A column by Rachel Blount of the Minneapolis Star Tribune earlier this month told a tremendous story of sportsmanship on the college level.

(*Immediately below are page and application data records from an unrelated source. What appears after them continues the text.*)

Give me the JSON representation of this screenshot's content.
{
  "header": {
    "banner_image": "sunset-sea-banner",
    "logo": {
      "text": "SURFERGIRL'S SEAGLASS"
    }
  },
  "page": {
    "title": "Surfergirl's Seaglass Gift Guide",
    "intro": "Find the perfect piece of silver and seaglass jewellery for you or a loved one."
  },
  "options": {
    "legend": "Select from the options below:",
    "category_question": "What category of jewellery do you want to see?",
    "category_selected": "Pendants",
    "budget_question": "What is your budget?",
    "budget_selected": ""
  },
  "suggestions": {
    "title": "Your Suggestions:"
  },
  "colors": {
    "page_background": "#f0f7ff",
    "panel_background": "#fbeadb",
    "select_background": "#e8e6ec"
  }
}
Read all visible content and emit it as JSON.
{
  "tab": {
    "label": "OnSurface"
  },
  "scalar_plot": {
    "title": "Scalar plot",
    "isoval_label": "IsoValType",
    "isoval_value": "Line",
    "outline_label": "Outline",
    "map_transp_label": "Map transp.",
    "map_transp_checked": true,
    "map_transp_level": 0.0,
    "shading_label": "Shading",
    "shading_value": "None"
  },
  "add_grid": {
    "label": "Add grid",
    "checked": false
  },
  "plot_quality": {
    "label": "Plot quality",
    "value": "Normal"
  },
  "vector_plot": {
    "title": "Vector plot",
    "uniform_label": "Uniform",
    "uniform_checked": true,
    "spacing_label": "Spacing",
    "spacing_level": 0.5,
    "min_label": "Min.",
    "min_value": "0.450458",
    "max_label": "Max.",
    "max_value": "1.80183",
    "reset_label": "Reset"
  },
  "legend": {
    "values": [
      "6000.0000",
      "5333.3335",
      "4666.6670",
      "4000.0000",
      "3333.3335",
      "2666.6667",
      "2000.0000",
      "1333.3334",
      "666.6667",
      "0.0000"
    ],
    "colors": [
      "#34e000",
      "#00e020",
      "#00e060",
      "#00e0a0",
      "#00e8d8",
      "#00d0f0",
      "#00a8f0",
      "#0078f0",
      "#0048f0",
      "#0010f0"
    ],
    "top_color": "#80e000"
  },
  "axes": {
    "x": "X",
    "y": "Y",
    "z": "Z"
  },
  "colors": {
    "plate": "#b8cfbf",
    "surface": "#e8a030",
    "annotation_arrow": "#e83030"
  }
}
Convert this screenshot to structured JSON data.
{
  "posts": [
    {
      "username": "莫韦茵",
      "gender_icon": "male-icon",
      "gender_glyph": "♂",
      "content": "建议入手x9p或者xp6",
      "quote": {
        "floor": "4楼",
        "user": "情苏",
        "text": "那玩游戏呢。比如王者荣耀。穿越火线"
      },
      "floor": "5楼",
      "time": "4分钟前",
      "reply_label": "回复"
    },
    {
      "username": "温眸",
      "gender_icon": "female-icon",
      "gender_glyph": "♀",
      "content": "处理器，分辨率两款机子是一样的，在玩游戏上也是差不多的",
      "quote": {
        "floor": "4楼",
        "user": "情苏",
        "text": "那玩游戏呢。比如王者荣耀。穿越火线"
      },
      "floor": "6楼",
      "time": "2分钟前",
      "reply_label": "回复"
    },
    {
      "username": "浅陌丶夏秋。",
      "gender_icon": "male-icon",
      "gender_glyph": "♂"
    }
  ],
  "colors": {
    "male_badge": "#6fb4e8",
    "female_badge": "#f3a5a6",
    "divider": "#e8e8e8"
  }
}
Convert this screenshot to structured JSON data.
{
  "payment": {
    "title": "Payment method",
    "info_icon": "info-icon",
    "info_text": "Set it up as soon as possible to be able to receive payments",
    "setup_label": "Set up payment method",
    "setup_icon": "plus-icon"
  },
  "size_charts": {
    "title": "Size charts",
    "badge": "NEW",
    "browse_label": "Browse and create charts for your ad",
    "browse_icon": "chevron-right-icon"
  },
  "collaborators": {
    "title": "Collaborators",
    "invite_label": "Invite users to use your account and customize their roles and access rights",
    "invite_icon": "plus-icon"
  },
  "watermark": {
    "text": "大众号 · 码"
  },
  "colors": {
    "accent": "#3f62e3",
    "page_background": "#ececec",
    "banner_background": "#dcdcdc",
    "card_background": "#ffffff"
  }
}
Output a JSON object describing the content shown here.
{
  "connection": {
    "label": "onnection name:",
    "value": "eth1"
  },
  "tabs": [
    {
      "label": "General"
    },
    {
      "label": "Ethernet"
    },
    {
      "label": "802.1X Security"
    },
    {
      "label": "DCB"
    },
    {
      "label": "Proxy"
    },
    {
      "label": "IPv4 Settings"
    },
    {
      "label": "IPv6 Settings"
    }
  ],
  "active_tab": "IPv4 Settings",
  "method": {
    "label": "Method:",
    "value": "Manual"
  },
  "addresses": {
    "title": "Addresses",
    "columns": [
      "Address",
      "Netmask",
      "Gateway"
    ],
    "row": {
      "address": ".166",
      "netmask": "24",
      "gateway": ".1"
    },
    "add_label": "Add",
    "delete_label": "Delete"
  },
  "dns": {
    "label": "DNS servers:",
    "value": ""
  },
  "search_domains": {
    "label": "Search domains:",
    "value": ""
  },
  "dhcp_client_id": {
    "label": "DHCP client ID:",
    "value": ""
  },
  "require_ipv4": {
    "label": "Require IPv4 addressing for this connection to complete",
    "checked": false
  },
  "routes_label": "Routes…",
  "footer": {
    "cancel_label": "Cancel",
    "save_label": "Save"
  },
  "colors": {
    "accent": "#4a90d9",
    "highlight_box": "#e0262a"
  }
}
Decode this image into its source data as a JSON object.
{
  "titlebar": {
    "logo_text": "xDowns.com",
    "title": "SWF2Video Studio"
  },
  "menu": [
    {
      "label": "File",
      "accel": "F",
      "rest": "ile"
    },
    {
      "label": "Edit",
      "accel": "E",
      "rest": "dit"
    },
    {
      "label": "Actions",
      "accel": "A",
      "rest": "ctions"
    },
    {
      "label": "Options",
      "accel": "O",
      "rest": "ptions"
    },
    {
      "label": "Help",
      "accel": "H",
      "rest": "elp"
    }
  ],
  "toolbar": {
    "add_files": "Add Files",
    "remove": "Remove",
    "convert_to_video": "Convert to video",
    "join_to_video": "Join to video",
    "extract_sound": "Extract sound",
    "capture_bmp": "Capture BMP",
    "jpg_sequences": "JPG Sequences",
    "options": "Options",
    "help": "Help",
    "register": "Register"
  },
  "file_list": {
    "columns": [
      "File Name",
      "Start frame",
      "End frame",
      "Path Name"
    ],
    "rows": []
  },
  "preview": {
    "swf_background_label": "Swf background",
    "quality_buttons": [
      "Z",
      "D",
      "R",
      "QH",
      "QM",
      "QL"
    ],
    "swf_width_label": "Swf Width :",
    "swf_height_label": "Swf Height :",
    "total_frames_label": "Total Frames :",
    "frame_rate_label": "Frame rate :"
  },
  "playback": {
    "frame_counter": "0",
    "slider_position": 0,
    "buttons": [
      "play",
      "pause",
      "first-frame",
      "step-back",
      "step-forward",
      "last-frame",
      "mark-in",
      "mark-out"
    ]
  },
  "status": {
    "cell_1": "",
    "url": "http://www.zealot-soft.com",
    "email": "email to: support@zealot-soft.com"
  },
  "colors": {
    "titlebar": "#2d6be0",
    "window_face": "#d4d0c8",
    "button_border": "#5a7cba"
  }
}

The volleyball team at Northwestern College in Roseville has adopted what is referred to as “honor calls.” In effect, if the officials miss a call, the Eagles will correct it, even if the call goes against them.

Example: When an Eagles blocker touches an opponent's shot that goes out of bounds -- and the officials don't see the touch -- the Eagles self-report it, costing themselves a point.

The team’s commitment to honor calls resulted in the Eagles receiving the NCAA Student-Athlete Sportsmanship Award for female athletes.

“It was a hard thing to get used to,” senior setter Leah Kostek told Blount. “I’m so competitive that the first few times it happened on crucial points, I had to tell myself, ‘This is a good thing! This is a good thing!’ I was really frustrated, but deep down, I knew it was the right thing to do. I’m proud of my teammates, and I’m proud to be an Eagle.”

In a similar vein, one of the great marvels of high school sports in Minnesota is the sportsmanship on display at the girls’ and boys’ state tennis tournaments. When a ball lands close to the line, it is up to the players to make the call. In? Out? The player on the receiving end of the shot calls it. Chair umpires are seated for state championship matches, but they are there on only a contingency basis. They may overrule a player’s call, but that is extremely rare.

So examples of great sportsmanship are out there. You just need to know where to look.